Apple has filed a lawsuit against the Russian Federal Antimonopoly Service (FAS) over its warning to allow links to alternative payment systems on the App Store. After the new Korean antitrust law to prohibit Apple and Google from charging in-app commission from developers, Russia got encouragement to go after the Cupertino tech giant to “stop abuse in the market”.
In October this year, the FAS launched an antitrust investigation against Apple, after the tech company ignored the agency’s warning to remove the anti-steering restriction on the App Store by September 30, 2021. If the company is found in violation of Competition Law, the authority will impose a turnover penalty on the amount of market revenue on it.
Previously, based on the complaint from Kaspersky Lab after its Safe Kids app was declined by Apple, the FAS ruled that the company should remove the App Store review process for third-party apps. As a result of non-compliance, the FAS levied a $12 million fine on the tech giant for alleged abuse of its dominant position in the mobile app market by controlling app distribution on iOS.
Apple seeks court injunction to prevent links to alternative payment methods on the App Store in Russian
According to a report by RT, the Cupertino tech giant wants to court to stop the Russian FAS from forcing it to allow links to alternative payment methods on the App Store. Currently, developers pay a 15% – 30% commission cut on all in-app purchases via the App Store and prohibit developers from informing users of and adding links to third-party payment methods on the App Store. The authority argues that this anti-steering policy prevents consumers from making cheaper purchases.

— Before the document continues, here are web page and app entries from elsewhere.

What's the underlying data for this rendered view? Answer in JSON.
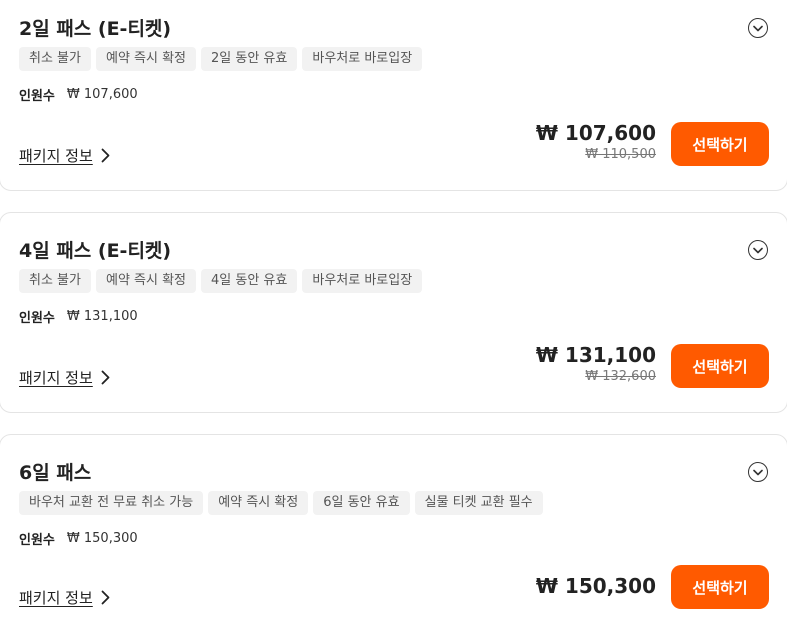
{
  "packages": [
    {
      "title": "2일 패스 (E-티켓)",
      "tags": [
        "취소 불가",
        "예약 즉시 확정",
        "2일 동안 유효",
        "바우처로 바로입장"
      ],
      "people_label": "인원수",
      "people_price": "₩ 107,600",
      "package_info_label": "패키지 정보",
      "price": "₩ 107,600",
      "original_price": "₩ 110,500",
      "select_label": "선택하기"
    },
    {
      "title": "4일 패스 (E-티켓)",
      "tags": [
        "취소 불가",
        "예약 즉시 확정",
        "4일 동안 유효",
        "바우처로 바로입장"
      ],
      "people_label": "인원수",
      "people_price": "₩ 131,100",
      "package_info_label": "패키지 정보",
      "price": "₩ 131,100",
      "original_price": "₩ 132,600",
      "select_label": "선택하기"
    },
    {
      "title": "6일 패스",
      "tags": [
        "바우처 교환 전 무료 취소 가능",
        "예약 즉시 확정",
        "6일 동안 유효",
        "실물 티켓 교환 필수"
      ],
      "people_label": "인원수",
      "people_price": "₩ 150,300",
      "package_info_label": "패키지 정보",
      "price": "₩ 150,300",
      "original_price": "",
      "select_label": "선택하기"
    }
  ],
  "colors": {
    "accent": "#ff5a00",
    "tag_bg": "#f2f2f2",
    "border": "#e4e4e4"
  },
  "icons": {
    "expand": "chevron-down-circle-icon",
    "link_arrow": "chevron-right-icon"
  }
}
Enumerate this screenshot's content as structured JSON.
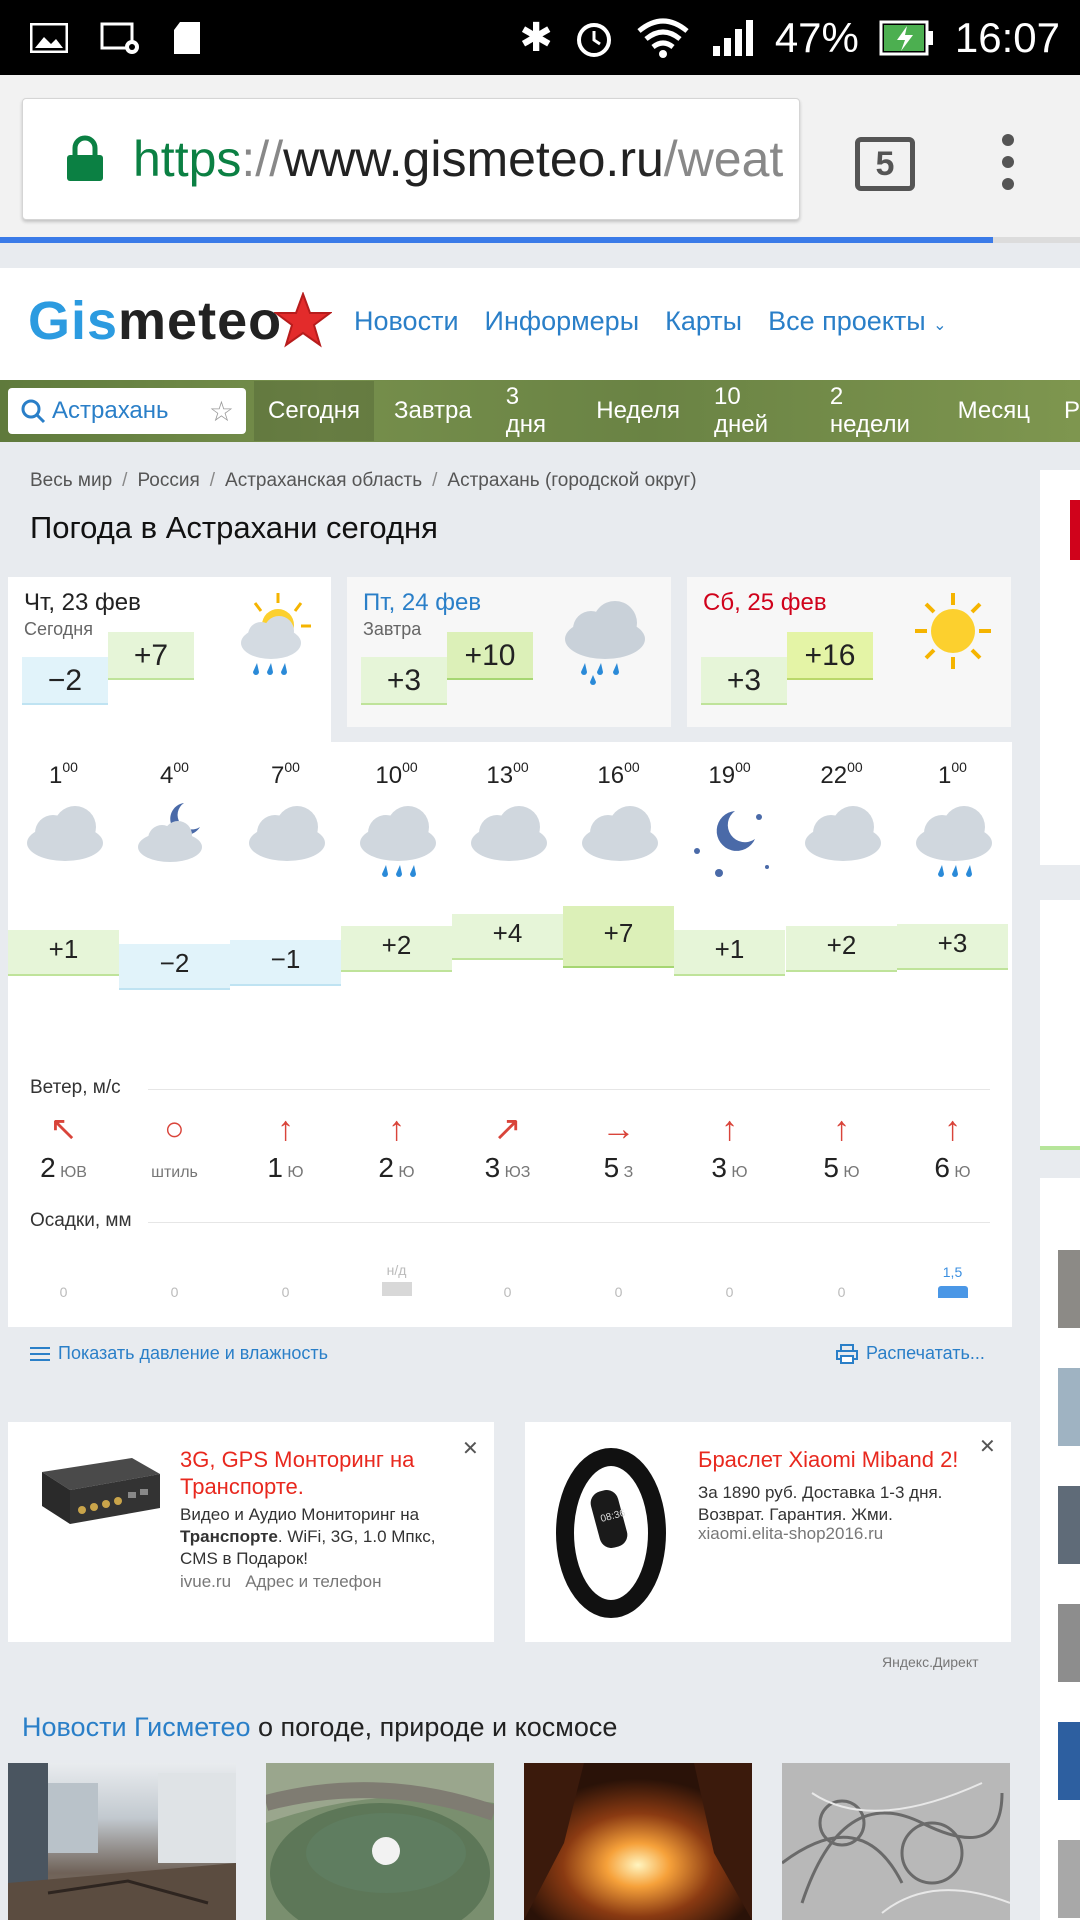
{
  "status_bar": {
    "battery": "47%",
    "time": "16:07"
  },
  "browser": {
    "url_scheme": "https",
    "url_sep": "://",
    "url_host": "www.gismeteo.ru",
    "url_path": "/weat",
    "tab_count": "5"
  },
  "site": {
    "logo_part1": "Gis",
    "logo_part2": "meteo",
    "nav": [
      "Новости",
      "Информеры",
      "Карты",
      "Все проекты"
    ],
    "search_value": "Астрахань",
    "period_tabs": [
      "Сегодня",
      "Завтра",
      "3 дня",
      "Неделя",
      "10 дней",
      "2 недели",
      "Месяц",
      "Р"
    ]
  },
  "breadcrumb": [
    "Весь мир",
    "Россия",
    "Астраханская область",
    "Астрахань (городской округ)"
  ],
  "page_title": "Погода в Астрахани сегодня",
  "days": [
    {
      "date": "Чт, 23 фев",
      "sub": "Сегодня",
      "tmin": "−2",
      "tmax": "+7"
    },
    {
      "date": "Пт, 24 фев",
      "sub": "Завтра",
      "tmin": "+3",
      "tmax": "+10"
    },
    {
      "date": "Сб, 25 фев",
      "sub": "",
      "tmin": "+3",
      "tmax": "+16"
    }
  ],
  "colors": {
    "blue_date": "#2a7fc8",
    "red_date": "#d0021b"
  },
  "hourly": {
    "times": [
      {
        "h": "1",
        "m": "00"
      },
      {
        "h": "4",
        "m": "00"
      },
      {
        "h": "7",
        "m": "00"
      },
      {
        "h": "10",
        "m": "00"
      },
      {
        "h": "13",
        "m": "00"
      },
      {
        "h": "16",
        "m": "00"
      },
      {
        "h": "19",
        "m": "00"
      },
      {
        "h": "22",
        "m": "00"
      },
      {
        "h": "1",
        "m": "00"
      }
    ],
    "icons": [
      "cloud-icon",
      "night-cloud-icon",
      "cloud-icon",
      "cloud-rain-icon",
      "cloud-icon",
      "cloud-icon",
      "night-clear-icon",
      "cloud-icon",
      "cloud-rain-icon"
    ],
    "temps": [
      "+1",
      "−2",
      "−1",
      "+2",
      "+4",
      "+7",
      "+1",
      "+2",
      "+3"
    ],
    "wind_label": "Ветер, м/с",
    "wind": [
      {
        "speed": "2",
        "dir": "ЮВ",
        "arrow": "↖"
      },
      {
        "speed": "",
        "dir": "штиль",
        "arrow": "○"
      },
      {
        "speed": "1",
        "dir": "Ю",
        "arrow": "↑"
      },
      {
        "speed": "2",
        "dir": "Ю",
        "arrow": "↑"
      },
      {
        "speed": "3",
        "dir": "ЮЗ",
        "arrow": "↗"
      },
      {
        "speed": "5",
        "dir": "З",
        "arrow": "→"
      },
      {
        "speed": "3",
        "dir": "Ю",
        "arrow": "↑"
      },
      {
        "speed": "5",
        "dir": "Ю",
        "arrow": "↑"
      },
      {
        "speed": "6",
        "dir": "Ю",
        "arrow": "↑"
      }
    ],
    "precip_label": "Осадки, мм",
    "precip": [
      "0",
      "0",
      "0",
      "н/д",
      "0",
      "0",
      "0",
      "0",
      "1,5"
    ]
  },
  "links": {
    "show_pressure": "Показать давление и влажность",
    "print": "Распечатать..."
  },
  "ads": [
    {
      "title": "3G, GPS Монторинг на Транспорте.",
      "text_line1": "Видео и Аудио Мониторинг на",
      "text_line2_bold": "Транспорте",
      "text_line2_rest": ". WiFi, 3G, 1.0 Мпкс,",
      "text_line3": "CMS в Подарок!",
      "url": "ivue.ru",
      "extra": "Адрес и телефон"
    },
    {
      "title": "Браслет Xiaomi Miband 2!",
      "text_line1": "За 1890 руб. Доставка 1-3 дня.",
      "text_line2": "Возврат. Гарантия. Жми.",
      "url": "xiaomi.elita-shop2016.ru"
    }
  ],
  "yandex_direct": "Яндекс.Директ",
  "news": {
    "title_link": "Новости Гисметео",
    "title_rest": " о погоде, природе и космосе"
  }
}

US technology giant Apple has brought legal action against Russia’s Federal Antimonopoly Service (FAS) in an effort to challenge the request to “stop abuse in the market” submitted by that body earlier this year.
Apple is seeking a judicial review of a warning, which is forcing the iPhone maker to allow app developers to tell customers about alternative payment options when using its App Store platform. The case arose after users of iOS devices, along with developers, had notified the regulator with a complaint that it was sometimes cheaper to buy a product on the seller’s website rather than on Apple’s platform.
The Cupertino tech giant is fighting a similar court case in the U.S. In the Epic Games case, Judge Rogers found Apple’s anti-steering policy in violation of antitrust law in California and ordered to allow links to third-party payment methods on the App Store in 90 days. Unwilling to make the changes, the tech giant has filed a stay motion in the Ninth Circuit by December 8, 2021, before the expiration of the deadline, after its appeal to delay the changes was rejected.